So, how do I know what to do about the shallow work and procrastination?
Resolving the issue
If you try to minimize it or avoid it completely I think you end up doing it a lot more of it instead.
Thus, I think the best way to deal with procrastination is to embrace it, to acknowledge it as a part of life, a part that can be quite enjoyable even.
I don’t have a specific check list for how to do it, but whenever doing shallow work, stop for a minute or two to explicitly go over your priorities:
- What do you want to accomplish the coming month?
- What should you first and foremost do to accomplish that?
- How does what you’re currently doing fit into that scheme? (e-mailing, tweeting, surfing on Facebook, Youtube etc.)
Do not let the gut reaction of “charging my batteries, getting into mode, searching for inspiration, preparing, marketing etc., or ‘all of the above'” be your final answer.
Explicitly state why you should use up even one more minute doing what you’re doing, instead of digging into your highest priority project, the one you want to have finished in the future, as opposed to activities that only pass time (albeit superficially supporting your long term goals).
Sure, blogging and tweeting amount to expanding my network (apart from the fun, relaxation etc.), but without doing real work on my book, there is no real value created that can be leveraged by the network. In addition, doing shallow work, having fun, marketing, e-mailing etc. feels so much better after real work on the right projects than before. That’s when it’s really relaxing rather than anxiety inducing.
Step 1: Acknowledge procrastination isn’t bad or dangerous at all, and that’s exactly why it’s so damaging. Pause, reflect, prioritize and put off the shallow work instead of your Deep Work.
What I mean is that there actually is nothing wrong in procrastinating for a few minutes. But three minutes can easily lead to three more and then three more after that.
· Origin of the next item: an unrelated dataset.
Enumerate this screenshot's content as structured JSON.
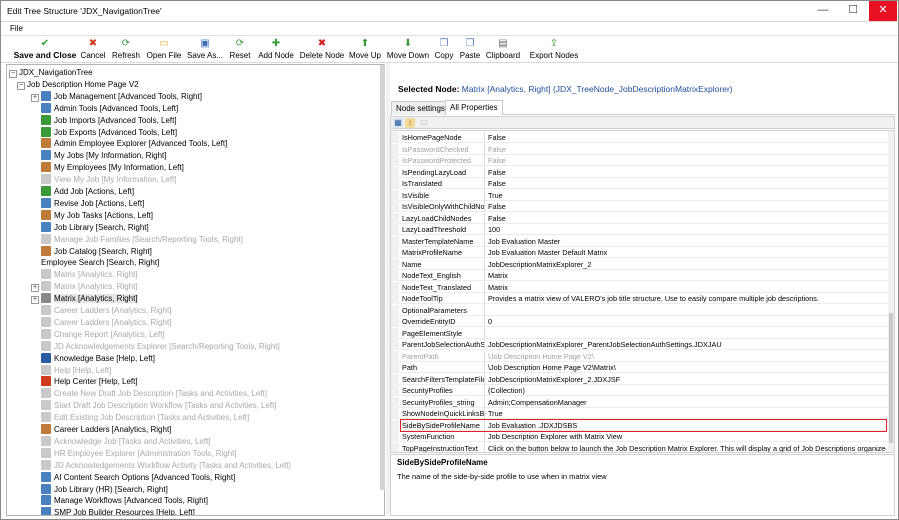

If three minutes is OK then why shouldn’t three more be too? Therefore it’s better to not do it at all and proceed directly to:
Step 2: Before peripheral (albeit important) tasks, first do that which you in the future want to have accomplished, i.e., your real work
Step 3: After step 2, relax with the shallow and supportive tasks that you put off in step 1
The hard part lies in knowing what is primary and what is secondary work. Specifically, in my case, was buying and learning Scrivener procrastinating or was it doing Deep Primary Work that truly furthers my important book project?
I think it was the latter, and the right thing to do. On the other hand, that was on Thursday and Friday, and now it’s Sunday and I still haven’t written a sentence on my book.
However, I imported it and structured it and was just about ready to begin writing, when two parties came between me and today, not to mention this year’s heaviest workout session so far (which coincided with my being heavily hungover on Saturday, which is just another example of how my habits control me rather than the other way around. I can’t not go to the gym, if it’s scheduled for that day, no matter how hard I partied the day before).
So, once again, the hard part isn’t avoiding procrastination, it’s realizing when you are doing it. For that, you need to have your priorities sorted and a thorough knowledge of yourself.
In other words, trial and error. Try just jumping right in for a while and gauge the outcome over a few weeks or months. Then compare it to a more thorough approach where you focus on preparation and recreation before working.
Please share this article with anybody who ever missed a deadline, or your entire social network, to make them realize that it’s exactly because there’s nothing wrong in doing so that makes them do it.
If you still haven’t read my free e-book about how this lazy, Aspberger’s afflicted, bullied little guy came to manage the European Hedge Fund Of The Decade, and not least what you can learn from it, now is the time.